      It is slower. Much slower. In the ten months it has taken Blue Origin to complete two suborbital launches of the same New Shepard 3 booster, SpaceX has completed 18 Falcon 9 launches, orbited more than 600 self-built Starlink satellites, become the first private company in history to launch astronauts into orbit, landed a booster after a satellite launch for the US military, beat NASA’s Space Shuttle to make Falcon 9 the world’s most rapidly reusable rocket, completed six orbital launches with the same Falcon booster, performed two successful Starship hop tests, crushed a decades-old world record with a Raptor engine, and lots more.

      I don't know of anything Blue Origin is offering that comes close. It's like SpaceX and then everybody else. Blue Origin is in the back of the crowd, behind Rocket Lab out of New Zealand. They launch small satellites, but they're putting stuff in orbit all the time.

  2. "It is slower". Speed costs money, how fast can you afford to go? Blue Origin is doing similar things with their own designs. Monoculture works great, until something changes.

    1. Like everything, it's a trade. Going fast costs money if you go too fast and do wasteful things. Going too slow costs money if people aren't being efficient; the other kind of wasteful.

      I don't mean to degrade Blue Origin; the more private space companies the better. I've always said that if NASA has a role, it's to develop things that are so leading edge that a private company would never do them. High risk, high payoff. I'm not sure that role exists anymore, except possibly putting up deep space robotic probes for fundamental research on other planets. Maybe researching nuclear impulse engines or other exotic technologies?

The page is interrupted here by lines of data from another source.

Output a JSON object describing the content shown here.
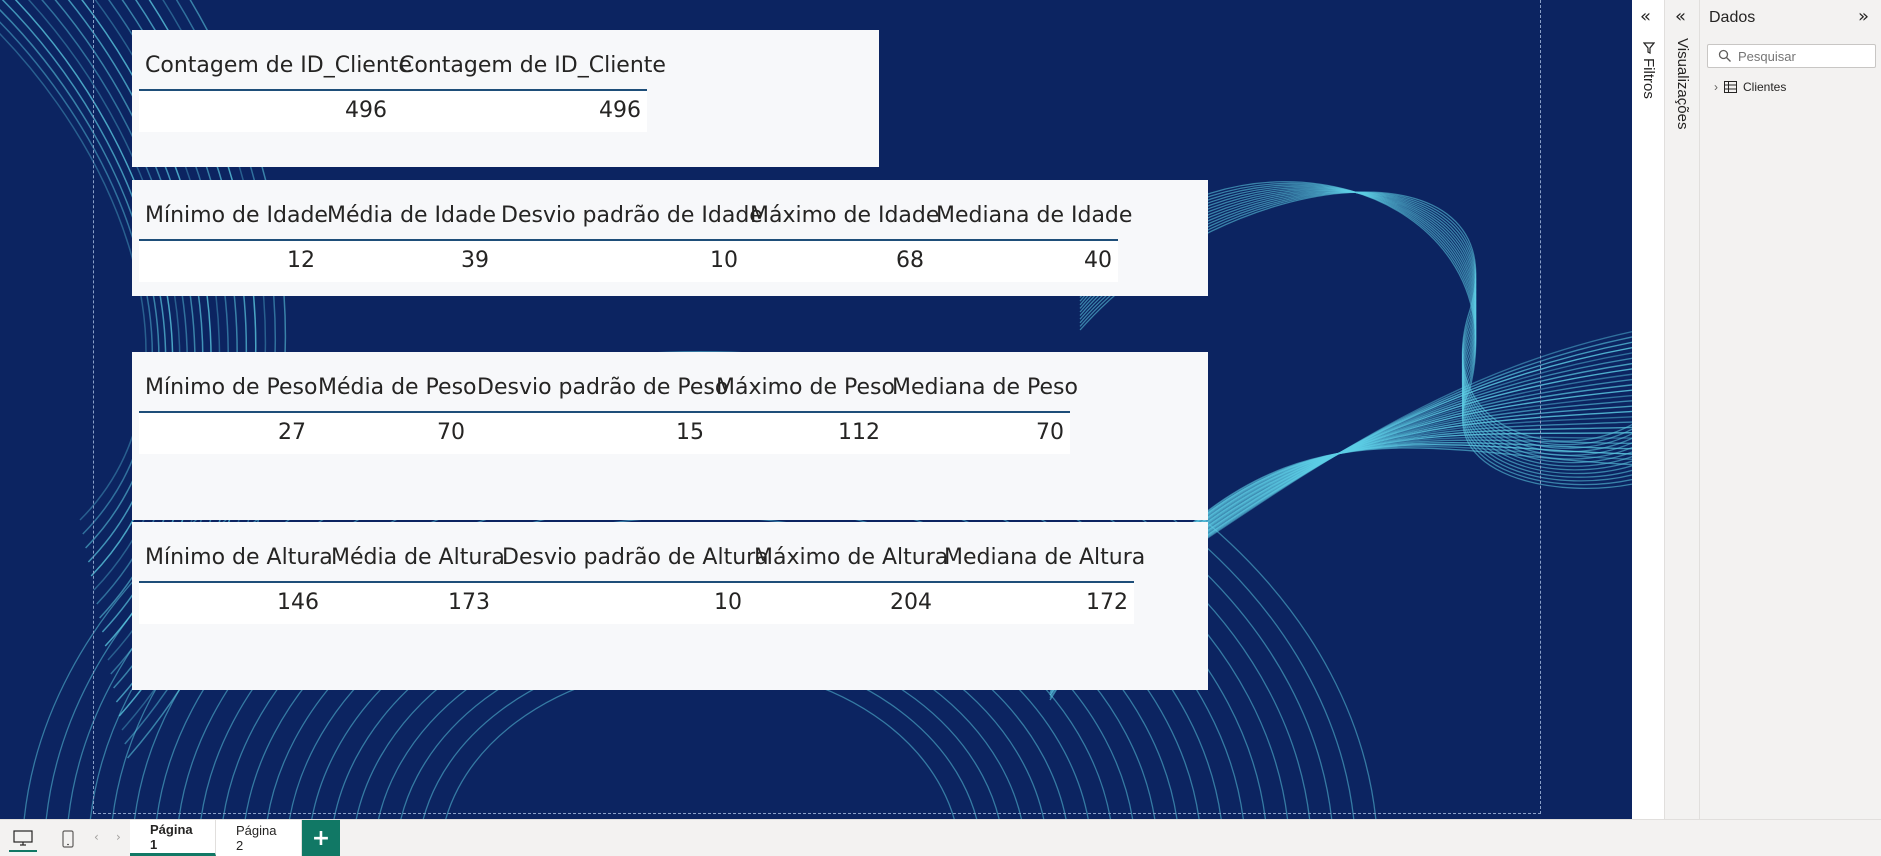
{
  "visuals": [
    {
      "columns": [
        {
          "header": "Contagem de ID_Cliente",
          "value": "496"
        },
        {
          "header": "Contagem de ID_Cliente",
          "value": "496"
        }
      ]
    },
    {
      "columns": [
        {
          "header": "Mínimo de Idade",
          "value": "12"
        },
        {
          "header": "Média de Idade",
          "value": "39"
        },
        {
          "header": "Desvio padrão de Idade",
          "value": "10"
        },
        {
          "header": "Máximo de Idade",
          "value": "68"
        },
        {
          "header": "Mediana de Idade",
          "value": "40"
        }
      ]
    },
    {
      "columns": [
        {
          "header": "Mínimo de Peso",
          "value": "27"
        },
        {
          "header": "Média de Peso",
          "value": "70"
        },
        {
          "header": "Desvio padrão de Peso",
          "value": "15"
        },
        {
          "header": "Máximo de Peso",
          "value": "112"
        },
        {
          "header": "Mediana de Peso",
          "value": "70"
        }
      ]
    },
    {
      "columns": [
        {
          "header": "Mínimo de Altura",
          "value": "146"
        },
        {
          "header": "Média de Altura",
          "value": "173"
        },
        {
          "header": "Desvio padrão de Altura",
          "value": "10"
        },
        {
          "header": "Máximo de Altura",
          "value": "204"
        },
        {
          "header": "Mediana de Altura",
          "value": "172"
        }
      ]
    }
  ],
  "panes": {
    "filters_label": "Filtros",
    "filters_icon": "funnel-icon",
    "visualizations_label": "Visualizações",
    "data_title": "Dados",
    "search_placeholder": "Pesquisar",
    "tables": [
      {
        "name": "Clientes",
        "icon": "table-icon"
      }
    ]
  },
  "pages": {
    "tabs": [
      "Página 1",
      "Página 2"
    ],
    "active": "Página 1",
    "add_label": "+"
  },
  "colors": {
    "canvas_background": "#0c2461",
    "wave": "#5ecfe6",
    "accent": "#117865",
    "visual_background": "#f7f8fa",
    "header_rule": "#1e4e79"
  }
}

      Today, NASA announced contract awards for in-space refueling. Lockheed Martin got $89.7 million, United Launch Alliance got $86.2 million, and SpaceX got $53.2 million. SpaceX has funded Starship development out of pocket. That's probably the reason for the 40% smaller award to SpaceX.